[INSTRUCTIONS FOR THE TASK]
Please copy each line in the records below that contains the string "title".

◆ ◆ ◆ ◆ ◆

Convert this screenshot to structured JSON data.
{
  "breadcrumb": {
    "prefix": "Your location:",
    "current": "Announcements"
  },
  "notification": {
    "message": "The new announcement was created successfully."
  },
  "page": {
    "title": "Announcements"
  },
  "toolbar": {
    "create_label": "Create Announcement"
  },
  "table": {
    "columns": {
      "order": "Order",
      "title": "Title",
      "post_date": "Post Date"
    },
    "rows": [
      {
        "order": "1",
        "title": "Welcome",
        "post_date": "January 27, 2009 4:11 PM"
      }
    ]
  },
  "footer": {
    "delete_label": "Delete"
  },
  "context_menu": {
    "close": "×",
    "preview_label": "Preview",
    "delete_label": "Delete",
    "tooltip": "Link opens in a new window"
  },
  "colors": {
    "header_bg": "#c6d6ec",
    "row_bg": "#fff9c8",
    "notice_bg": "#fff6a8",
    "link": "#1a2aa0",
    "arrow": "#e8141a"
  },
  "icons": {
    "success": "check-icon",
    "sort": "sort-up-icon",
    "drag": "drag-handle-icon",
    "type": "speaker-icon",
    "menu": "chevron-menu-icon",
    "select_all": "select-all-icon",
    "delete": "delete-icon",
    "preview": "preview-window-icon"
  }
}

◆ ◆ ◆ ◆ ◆

[OUTPUT FOR THIS EXERCISE]
    "title": "Announcements"
      "title": "Title",
        "title": "Welcome",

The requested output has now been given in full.